  • Peter J Stewart-Hay replied to the topic 'Wire Buncher Troubleshooting' in the forum.
    Hi There Ms Willson,

    Lets go over some of the basics first:

    1) If the pay-offs for the single wires on the strander are not driven, then the pay-off brakes create a torque and, as the pay-off reels go down, the individual wire tensions go up. This is all very normal but all the individual wires must have the same metallurgical composition and properties. That includes elongation. There can be no mixtures of hard and annealed wires in the same seven wire strand. Measure each of the wire tensions so that all are typically the same or quite similar.

    2) Make sure all the pay-off reels are in good shape, balanced and ready to be used properly.

    3) Make sure that the seven wire pay-off reels typically have the same amount of wire on each of them so that the individual wires twist properly when they close at the buncher.

    4) It is important that each of the pay-off pintles are completely free turning and that the wires are properly wound on the pay-off reels. Turn each empty pay-off pintle carefully by hand to ensure there are no hang-ups or other strange intermittent torque effects. Have maintenance repair those pintles that are below standard and recheck by hand.

    5) Make sure that the wire path to the buncher closing point is smooth and free of spots where the wires could hang up.

    6) Make sure that the 7 wire bunched strand has a smooth and free wire path through the buncher and on to the take-up. Everything counts!

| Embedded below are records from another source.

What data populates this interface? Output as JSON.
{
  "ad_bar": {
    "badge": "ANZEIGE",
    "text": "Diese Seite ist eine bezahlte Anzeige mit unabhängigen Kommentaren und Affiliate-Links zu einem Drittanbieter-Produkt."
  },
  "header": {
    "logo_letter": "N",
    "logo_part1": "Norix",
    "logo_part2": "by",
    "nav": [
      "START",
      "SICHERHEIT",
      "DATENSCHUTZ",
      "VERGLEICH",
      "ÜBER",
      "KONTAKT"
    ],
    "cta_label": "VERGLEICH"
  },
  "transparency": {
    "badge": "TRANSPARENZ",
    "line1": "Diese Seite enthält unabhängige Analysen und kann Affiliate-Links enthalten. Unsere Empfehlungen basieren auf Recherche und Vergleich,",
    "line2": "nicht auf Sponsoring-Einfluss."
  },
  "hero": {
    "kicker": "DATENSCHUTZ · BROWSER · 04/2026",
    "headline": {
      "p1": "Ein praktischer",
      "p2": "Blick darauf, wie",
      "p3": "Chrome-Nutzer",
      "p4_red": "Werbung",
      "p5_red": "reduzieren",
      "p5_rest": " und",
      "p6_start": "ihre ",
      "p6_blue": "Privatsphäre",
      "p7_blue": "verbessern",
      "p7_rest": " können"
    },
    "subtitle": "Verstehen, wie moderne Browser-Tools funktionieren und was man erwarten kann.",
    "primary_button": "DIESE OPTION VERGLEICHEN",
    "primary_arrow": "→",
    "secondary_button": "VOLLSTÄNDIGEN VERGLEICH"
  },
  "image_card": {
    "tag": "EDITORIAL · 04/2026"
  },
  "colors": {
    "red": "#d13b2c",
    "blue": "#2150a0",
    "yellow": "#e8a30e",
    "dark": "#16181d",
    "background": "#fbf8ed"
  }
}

    Now you are ready to run a trial on your 7 wire bunched strander.
    Read More... 11 days ago
  • Ms Christel Robin Willson created a new topic ' Wire Buncher Troubleshooting' in the forum.
    I am currently investigating a spike in the weight of 4ft samples coming off the bunch strander. Seven reels are utilized to create 7-strand wire of resulting gages 6, 12, and 14. Four reels are created by each set of 7. The issue lies with the fourth reel of each set. The weight of samples typically decreases a little from reel 1 to reel 3, then the 4th reel spikes in weight. My speculation thus far concerns the annealing process and the tension. Is it possible that this is just the result of hard wire present at the inner-most layer of wire on the reel? What others factors might I consider - possibly increasing tension resulting in increased elongation? Readings do show that the flyer tension is not exactly the same among the set of seven.
    Read More... 12 days ago
  • groups Clint Cannon joined the group Nonferrous